◆ Prompt: Whichever lines include the word "icon", copy them as they appear in the data.

━━━

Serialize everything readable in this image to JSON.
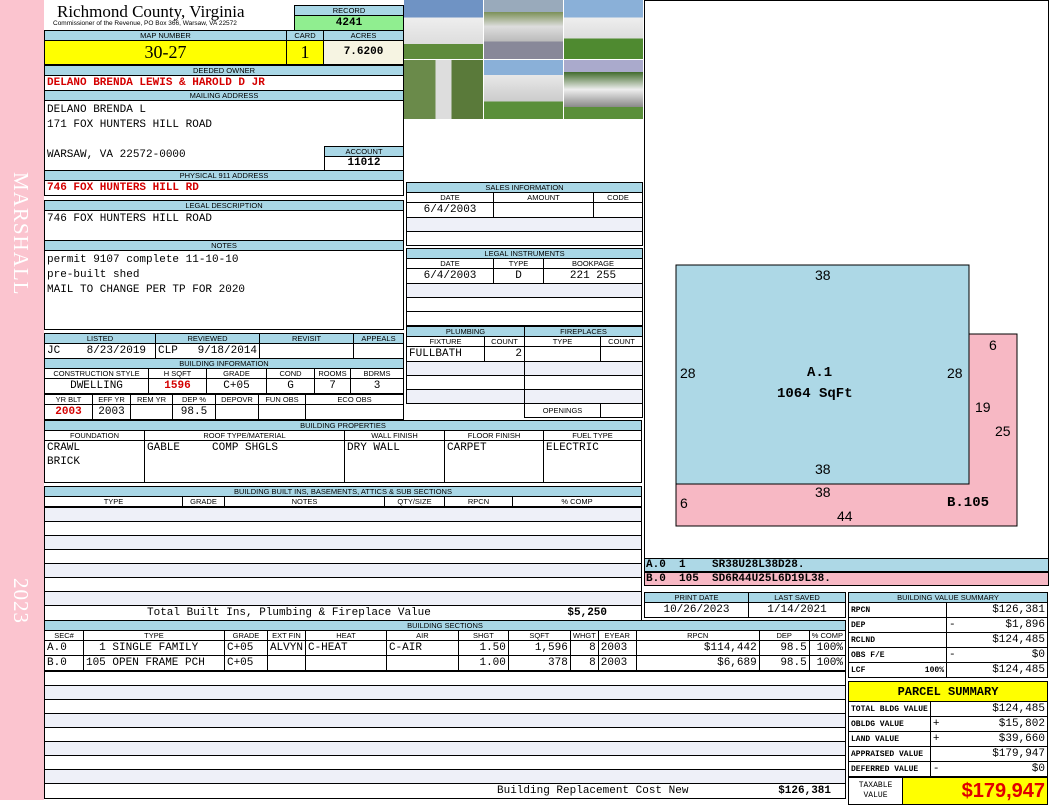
{
  "side": {
    "district": "MARSHALL",
    "year": "2023"
  },
  "header": {
    "county": "Richmond County, Virginia",
    "office": "Commissioner of the Revenue, PO Box 366, Warsaw, VA 22572",
    "record_label": "RECORD",
    "record": "4241"
  },
  "parcel": {
    "map_label": "MAP NUMBER",
    "map": "30-27",
    "card_label": "CARD",
    "card": "1",
    "acres_label": "ACRES",
    "acres": "7.6200"
  },
  "owner": {
    "label": "DEEDED OWNER",
    "name": "DELANO BRENDA LEWIS & HAROLD D JR",
    "mail_label": "MAILING ADDRESS",
    "mail": [
      "DELANO BRENDA L",
      "171 FOX HUNTERS HILL ROAD",
      "",
      "WARSAW, VA 22572-0000"
    ],
    "account_label": "ACCOUNT",
    "account": "11012"
  },
  "physical": {
    "label": "PHYSICAL 911 ADDRESS",
    "value": "746 FOX HUNTERS HILL RD"
  },
  "legal": {
    "label": "LEGAL DESCRIPTION",
    "value": "746 FOX HUNTERS HILL ROAD"
  },
  "notes": {
    "label": "NOTES",
    "lines": [
      "permit 9107 complete 11-10-10",
      "pre-built shed",
      "MAIL TO CHANGE PER TP FOR 2020"
    ]
  },
  "listing": {
    "headers": [
      "LISTED",
      "REVIEWED",
      "REVISIT",
      "APPEALS"
    ],
    "values": [
      "JC    8/23/2019",
      "CLP   9/18/2014",
      "",
      ""
    ]
  },
  "building_info": {
    "title": "BUILDING INFORMATION",
    "h1": [
      "CONSTRUCTION STYLE",
      "H SQFT",
      "GRADE",
      "COND",
      "ROOMS",
      "BDRMS"
    ],
    "v1": [
      "DWELLING",
      "1596",
      "C+05",
      "G",
      "7",
      "3"
    ],
    "h2": [
      "YR BLT",
      "EFF YR",
      "REM YR",
      "DEP %",
      "DEPOVR",
      "FUN OBS",
      "ECO OBS"
    ],
    "v2": [
      "2003",
      "2003",
      "",
      "98.5",
      "",
      "",
      ""
    ]
  },
  "properties": {
    "title": "BUILDING PROPERTIES",
    "headers": [
      "FOUNDATION",
      "ROOF TYPE/MATERIAL",
      "WALL FINISH",
      "FLOOR FINISH",
      "FUEL TYPE"
    ],
    "foundation": [
      "CRAWL",
      "BRICK"
    ],
    "roof_type": "GABLE",
    "roof_material": "COMP SHGLS",
    "wall": "DRY WALL",
    "floor": "CARPET",
    "fuel": "ELECTRIC"
  },
  "builtins": {
    "title": "BUILDING BUILT INS, BASEMENTS, ATTICS & SUB SECTIONS",
    "headers": [
      "TYPE",
      "GRADE",
      "NOTES",
      "QTY/SIZE",
      "RPCN",
      "% COMP"
    ],
    "total_label": "Total Built Ins, Plumbing & Fireplace Value",
    "total": "$5,250"
  },
  "sales": {
    "title": "SALES INFORMATION",
    "headers": [
      "DATE",
      "AMOUNT",
      "CODE"
    ],
    "rows": [
      [
        "6/4/2003",
        "",
        ""
      ]
    ]
  },
  "instruments": {
    "title": "LEGAL INSTRUMENTS",
    "headers": [
      "DATE",
      "TYPE",
      "BOOKPAGE"
    ],
    "rows": [
      [
        "6/4/2003",
        "D",
        "221 255"
      ]
    ]
  },
  "plumbing": {
    "title": "PLUMBING",
    "headers": [
      "FIXTURE",
      "COUNT"
    ],
    "rows": [
      [
        "FULLBATH",
        "2"
      ]
    ]
  },
  "fireplaces": {
    "title": "FIREPLACES",
    "headers": [
      "TYPE",
      "COUNT"
    ],
    "openings_label": "OPENINGS"
  },
  "sketch": {
    "a_top": "38",
    "a_left": "28",
    "a_right": "28",
    "a_bottom": "38",
    "a_label": "A.1",
    "a_area": "1064 SqFt",
    "b_top": "6",
    "b_right1": "19",
    "b_right2": "25",
    "b_top2": "38",
    "b_bottom": "44",
    "b_left": "6",
    "b_label": "B.105",
    "codes": [
      [
        "A.0",
        "1",
        "SR38U28L38D28."
      ],
      [
        "B.0",
        "105",
        "SD6R44U25L6D19L38."
      ]
    ],
    "colors": {
      "a": "#add8e6",
      "b": "#f7b8c4"
    }
  },
  "dates": {
    "print_label": "PRINT DATE",
    "print": "10/26/2023",
    "saved_label": "LAST SAVED",
    "saved": "1/14/2021"
  },
  "sections": {
    "title": "BUILDING SECTIONS",
    "headers": [
      "SEC#",
      "TYPE",
      "GRADE",
      "EXT FIN",
      "HEAT",
      "AIR",
      "SHGT",
      "SQFT",
      "WHGT",
      "EYEAR",
      "RPCN",
      "DEP",
      "% COMP"
    ],
    "rows": [
      [
        "A.0",
        "  1 SINGLE FAMILY",
        "C+05",
        "ALVYN",
        "C-HEAT",
        "C-AIR",
        "1.50",
        "1,596",
        "8",
        "2003",
        "$114,442",
        "98.5",
        "100%"
      ],
      [
        "B.0",
        "105 OPEN FRAME PCH",
        "C+05",
        "",
        "",
        "",
        "1.00",
        "378",
        "8",
        "2003",
        "$6,689",
        "98.5",
        "100%"
      ]
    ],
    "replacement_label": "Building Replacement Cost New",
    "replacement": "$126,381"
  },
  "value_summary": {
    "title": "BUILDING VALUE SUMMARY",
    "rows": [
      [
        "RPCN",
        "",
        "",
        "$126,381"
      ],
      [
        "DEP",
        "",
        "-",
        "$1,896"
      ],
      [
        "RCLND",
        "",
        "",
        "$124,485"
      ],
      [
        "OBS F/E",
        "",
        "-",
        "$0"
      ],
      [
        "LCF",
        "100%",
        "",
        "$124,485"
      ]
    ]
  },
  "parcel_summary": {
    "title": "PARCEL SUMMARY",
    "rows": [
      [
        "TOTAL BLDG VALUE",
        "",
        "$124,485"
      ],
      [
        "OBLDG VALUE",
        "+",
        "$15,802"
      ],
      [
        "LAND VALUE",
        "+",
        "$39,660"
      ],
      [
        "APPRAISED VALUE",
        "",
        "$179,947"
      ],
      [
        "DEFERRED VALUE",
        "-",
        "$0"
      ]
    ],
    "taxable_label": "TAXABLE VALUE",
    "taxable": "$179,947"
  }
}
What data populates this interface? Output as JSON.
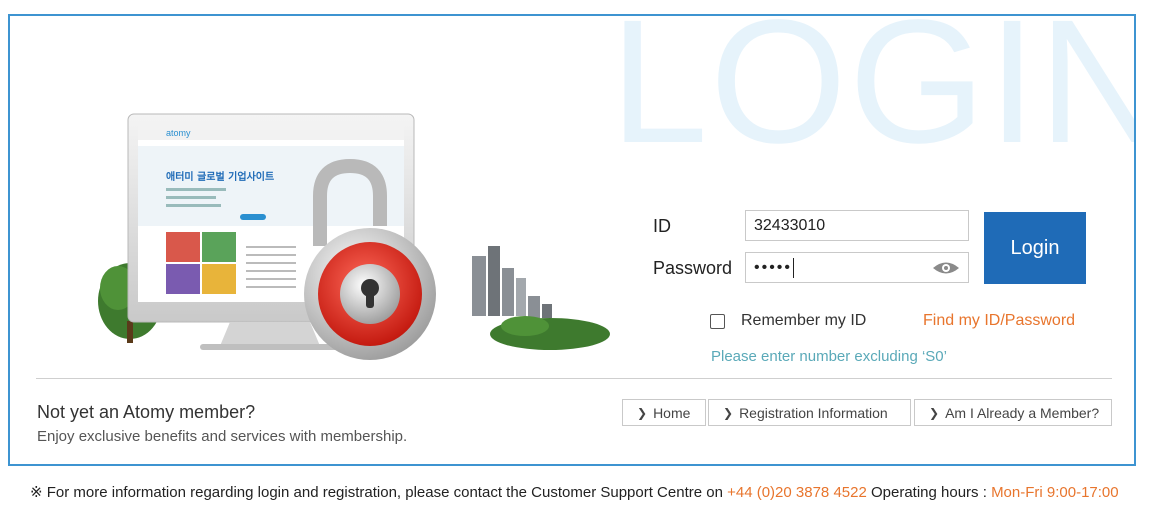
{
  "watermark": "LOGIN",
  "form": {
    "id_label": "ID",
    "id_value": "32433010",
    "password_label": "Password",
    "password_value": "•••••",
    "login_button": "Login",
    "remember_label": "Remember my ID",
    "find_link": "Find my ID/Password",
    "hint": "Please enter number excluding ‘S0’"
  },
  "member": {
    "title": "Not yet an Atomy member?",
    "subtitle": "Enjoy exclusive benefits and services with membership.",
    "links": [
      "Home",
      "Registration Information",
      "Am I Already a Member?"
    ]
  },
  "footer": {
    "prefix": "※ For more information regarding login and registration, please contact the Customer Support Centre on",
    "phone": "+44 (0)20 3878 4522",
    "hours_label": "Operating hours :",
    "hours": "Mon-Fri 9:00-17:00"
  },
  "illustration": {
    "brand": "atomy",
    "headline": "애터미 글로벌 기업사이트"
  },
  "colors": {
    "accent": "#1f6bb7",
    "border": "#3d94d1",
    "link": "#e8752d",
    "hint": "#5aa9b8"
  }
}
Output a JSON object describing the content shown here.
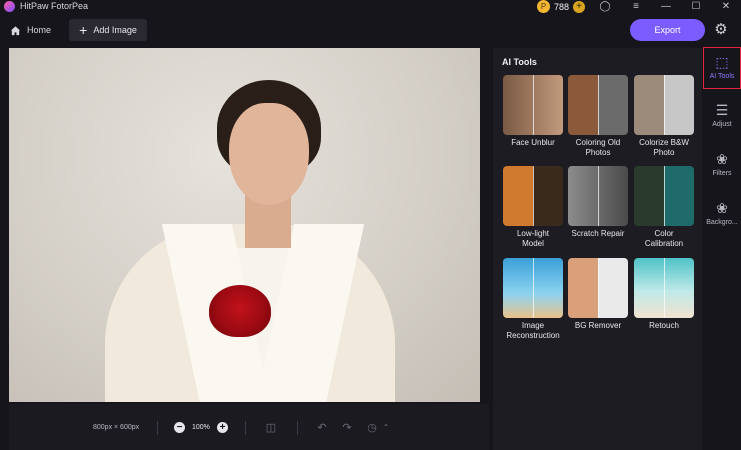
{
  "app": {
    "title": "HitPaw FotorPea"
  },
  "titlebar": {
    "coins": "788",
    "coin_symbol": "P",
    "coin_add": "+"
  },
  "toolbar": {
    "home_label": "Home",
    "add_image_label": "Add Image",
    "export_label": "Export"
  },
  "status": {
    "dimensions": "800px × 600px",
    "zoom": "100%"
  },
  "panel": {
    "title": "AI Tools",
    "tools": [
      {
        "label": "Face Unblur"
      },
      {
        "label": "Coloring Old\nPhotos"
      },
      {
        "label": "Colorize B&W\nPhoto"
      },
      {
        "label": "Low-light\nModel"
      },
      {
        "label": "Scratch Repair"
      },
      {
        "label": "Color\nCalibration"
      },
      {
        "label": "Image\nReconstruction"
      },
      {
        "label": "BG Remover"
      },
      {
        "label": "Retouch"
      }
    ]
  },
  "rail": {
    "items": [
      {
        "label": "AI Tools",
        "icon": "ai-tools-icon"
      },
      {
        "label": "Adjust",
        "icon": "sliders-icon"
      },
      {
        "label": "Filters",
        "icon": "filters-icon"
      },
      {
        "label": "Backgro...",
        "icon": "background-icon"
      }
    ]
  },
  "colors": {
    "accent": "#7b5cff",
    "active_outline": "#e0283a"
  }
}
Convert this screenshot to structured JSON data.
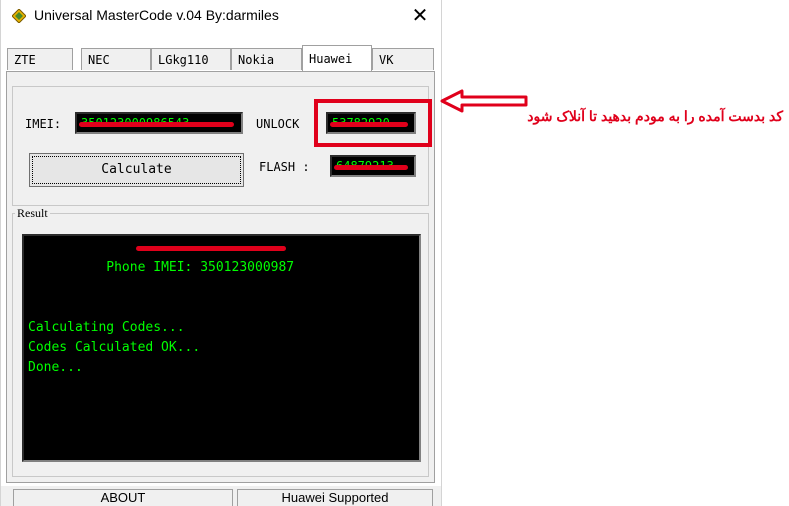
{
  "window": {
    "title": "Universal MasterCode v.04 By:darmiles",
    "close_label": "✕"
  },
  "tabs": [
    {
      "label": "ZTE"
    },
    {
      "label": "NEC"
    },
    {
      "label": "LGkg110"
    },
    {
      "label": "Nokia"
    },
    {
      "label": "Huawei"
    },
    {
      "label": "VK"
    }
  ],
  "active_tab": "Huawei",
  "fields": {
    "imei_label": "IMEI:",
    "imei_value": "350123000986543",
    "unlock_label": "UNLOCK",
    "unlock_value": "53782920",
    "flash_label": "FLASH :",
    "flash_value": "64879213"
  },
  "calculate_label": "Calculate",
  "result": {
    "legend": "Result",
    "lines": [
      "Phone IMEI: 350123000987",
      "Calculating Codes...",
      "Codes Calculated OK...",
      "Done..."
    ]
  },
  "status": {
    "left": "ABOUT",
    "right": "Huawei Supported"
  },
  "annotation": {
    "text": "کد بدست آمده را به مودم بدهید تا آنلاک شود"
  },
  "colors": {
    "console_text": "#00ff00",
    "annotation_red": "#e0001b"
  }
}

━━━

◆ Answer box:
        "icon": "ai-tools-icon"
        "icon": "sliders-icon"
        "icon": "filters-icon"
        "icon": "background-icon"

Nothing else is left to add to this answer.